To participate, all you need is some DAI and MATIC on Polygon and you can start using the application. The application is a smart contract on Polygon that forwards Crowdstakers' DAI into an interest generating Aave lending pool. 100% of the generated interest gets sent to the Breadchain Cooperative which is controlled democratically by its members. In return for giving DAI, Crowdstakers mint (bake) our token, BREAD, as collateral in the same quantity as they gave in DAI. The BREAD token then acts as a digital “local” currency for the Breadchain ecosystem. Digital as in crypto and local not as in geographic locality, but in shared values around cooperativism. Similar to a local currency, it is intended to keep value within the defined locality.
Crowdstakers can burn their BREAD token to receive an equal amount of DAI back. In this way, Crowdstakers are not donating any of their DAI but are instead giving Breadchain permission to take the interest generated on their DAI and use it to fund the operations and future projects from Breadchain. You can think of it as a decentralized cooperative bank that is used for funding decentralized cooperative projects.

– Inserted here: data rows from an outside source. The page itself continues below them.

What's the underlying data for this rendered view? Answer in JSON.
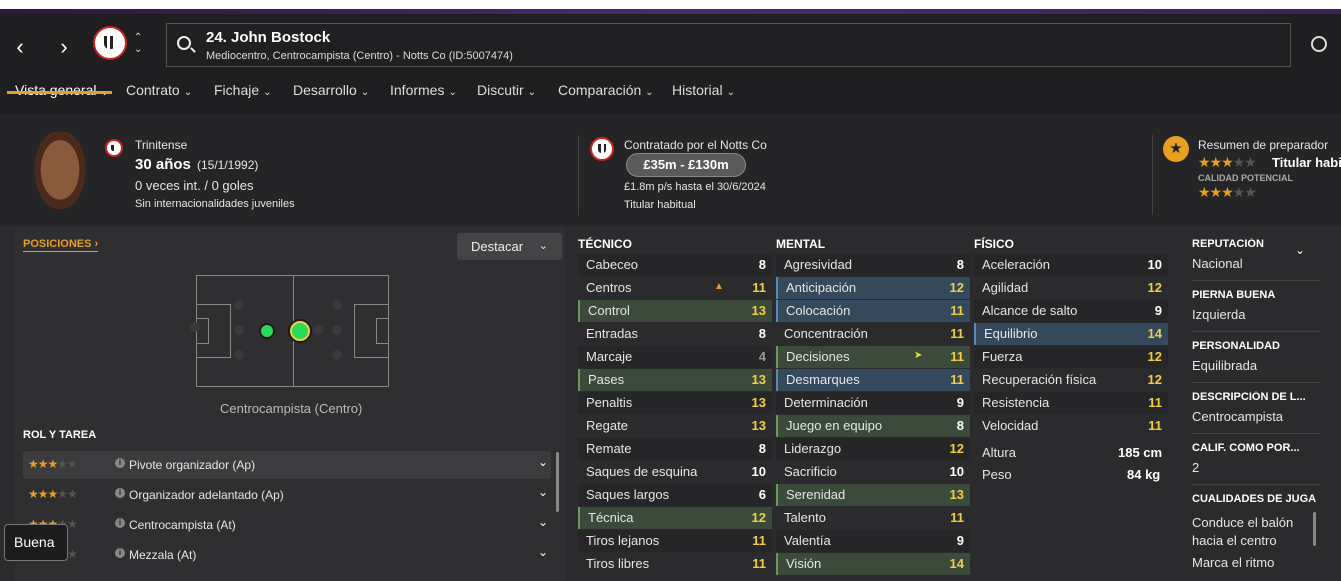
{
  "header": {
    "player_name": "24. John Bostock",
    "player_sub": "Mediocentro, Centrocampista (Centro) - Notts Co (ID:5007474)"
  },
  "tabs": [
    {
      "label": "Vista general"
    },
    {
      "label": "Contrato"
    },
    {
      "label": "Fichaje"
    },
    {
      "label": "Desarrollo"
    },
    {
      "label": "Informes"
    },
    {
      "label": "Discutir"
    },
    {
      "label": "Comparación"
    },
    {
      "label": "Historial"
    }
  ],
  "profile": {
    "nationality": "Trinitense",
    "age": "30 años",
    "dob": "(15/1/1992)",
    "caps": "0 veces int. / 0 goles",
    "youth": "Sin internacionalidades juveniles"
  },
  "contract": {
    "title": "Contratado por el Notts Co",
    "value_range": "£35m - £130m",
    "wage": "£1.8m p/s hasta el 30/6/2024",
    "status": "Titular habitual"
  },
  "coach": {
    "title": "Resumen de preparador",
    "verdict": "Titular habi",
    "potential_label": "CALIDAD POTENCIAL",
    "current_stars": 3,
    "potential_stars": 3
  },
  "positions": {
    "title": "POSICIONES",
    "highlight_button": "Destacar",
    "position_label": "Centrocampista (Centro)"
  },
  "roles": {
    "title": "ROL Y TAREA",
    "items": [
      {
        "label": "Pivote organizador (Ap)",
        "stars": 3
      },
      {
        "label": "Organizador adelantado (Ap)",
        "stars": 3
      },
      {
        "label": "Centrocampista (At)",
        "stars": 3
      },
      {
        "label": "Mezzala (At)",
        "stars": 3
      }
    ],
    "tooltip": "Buena"
  },
  "technical": {
    "title": "TÉCNICO",
    "items": [
      {
        "name": "Cabeceo",
        "value": "8"
      },
      {
        "name": "Centros",
        "value": "11"
      },
      {
        "name": "Control",
        "value": "13"
      },
      {
        "name": "Entradas",
        "value": "8"
      },
      {
        "name": "Marcaje",
        "value": "4"
      },
      {
        "name": "Pases",
        "value": "13"
      },
      {
        "name": "Penaltis",
        "value": "13"
      },
      {
        "name": "Regate",
        "value": "13"
      },
      {
        "name": "Remate",
        "value": "8"
      },
      {
        "name": "Saques de esquina",
        "value": "10"
      },
      {
        "name": "Saques largos",
        "value": "6"
      },
      {
        "name": "Técnica",
        "value": "12"
      },
      {
        "name": "Tiros lejanos",
        "value": "11"
      },
      {
        "name": "Tiros libres",
        "value": "11"
      }
    ]
  },
  "mental": {
    "title": "MENTAL",
    "items": [
      {
        "name": "Agresividad",
        "value": "8"
      },
      {
        "name": "Anticipación",
        "value": "12"
      },
      {
        "name": "Colocación",
        "value": "11"
      },
      {
        "name": "Concentración",
        "value": "11"
      },
      {
        "name": "Decisiones",
        "value": "11"
      },
      {
        "name": "Desmarques",
        "value": "11"
      },
      {
        "name": "Determinación",
        "value": "9"
      },
      {
        "name": "Juego en equipo",
        "value": "8"
      },
      {
        "name": "Liderazgo",
        "value": "12"
      },
      {
        "name": "Sacrificio",
        "value": "10"
      },
      {
        "name": "Serenidad",
        "value": "13"
      },
      {
        "name": "Talento",
        "value": "11"
      },
      {
        "name": "Valentía",
        "value": "9"
      },
      {
        "name": "Visión",
        "value": "14"
      }
    ]
  },
  "physical": {
    "title": "FÍSICO",
    "items": [
      {
        "name": "Aceleración",
        "value": "10"
      },
      {
        "name": "Agilidad",
        "value": "12"
      },
      {
        "name": "Alcance de salto",
        "value": "9"
      },
      {
        "name": "Equilibrio",
        "value": "14"
      },
      {
        "name": "Fuerza",
        "value": "12"
      },
      {
        "name": "Recuperación física",
        "value": "12"
      },
      {
        "name": "Resistencia",
        "value": "11"
      },
      {
        "name": "Velocidad",
        "value": "11"
      }
    ],
    "height_label": "Altura",
    "height_value": "185 cm",
    "weight_label": "Peso",
    "weight_value": "84 kg"
  },
  "side": {
    "reputation_label": "REPUTACIÓN",
    "reputation_value": "Nacional",
    "foot_label": "PIERNA BUENA",
    "foot_value": "Izquierda",
    "personality_label": "PERSONALIDAD",
    "personality_value": "Equilibrada",
    "desc_label": "DESCRIPCIÓN DE L...",
    "desc_value": "Centrocampista",
    "rating_label": "CALIF. COMO POR...",
    "rating_value": "2",
    "qualities_label": "CUALIDADES DE JUGA",
    "qualities": [
      "Conduce el balón",
      "hacia el centro",
      "Marca el ritmo"
    ]
  },
  "colors": {
    "accent": "#e8a020",
    "highlight_yellow": "#f0d040"
  }
}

Once you have some BREAD, you can join the token-gated channel “#bread-holders”. (More info on how to do that in the discord group.) We will also be air dropping 10 BREAD to every comrade that gave to our previous Mirror publication on Mutual Aid. Since this is our soft launch we’ll be looking for the community’s feedback along the way in the “#bread-feedback” channel of the Crypto Leftists Discord. In the meantime, you can soon expect a revamped home page that connects to the app, another Mirror publication with more detail on the application, and informational clarity regarding things like the BREAD token supply and yield accumulation. If you’re looking for another way to support post-capitalist projects you can do so by giving to our Open Collective, purchase the NFT associated with the piece, or support us via Panvala.
Our network includes projects like PactDAO, which is organizing with mutual aid networks in NYC, LaborDAO, a project for exploring the use of web3 tools to assist the labor movement, and Basis, which is exploring mechanisms to create a distributed, ecological productive system that is managed by the producers themselves. These are just some of the projects in our growing network, and we are extending an invite to those who share our goals to apply here and join us.
The revolution will not be funded by the current rulers of the economy. If we are going to attempt to live with the contradictions inherent to building the new in the shell of the old, funding will certainly not come from the state-regulated banking sector. Only by creating bonds of solidarity and networks of mutual aid that cultivate dual power will we reach true economic democracy. BREAD is not a governance token or some other speculative financial product, and it is not just a stablecoin. It is a form of economic expression that shows support for a vision of post-capitalism that deals with the reality of capitalism today. It is the solidarity primitive necessary for building dual power counter-institutions.
Authored by: @marisa_rando and @TBSocialist. Edited by @MonolithBrah.
Original artwork by: Einxel Reyes, Chicago-based artist // worker-member of PactDAO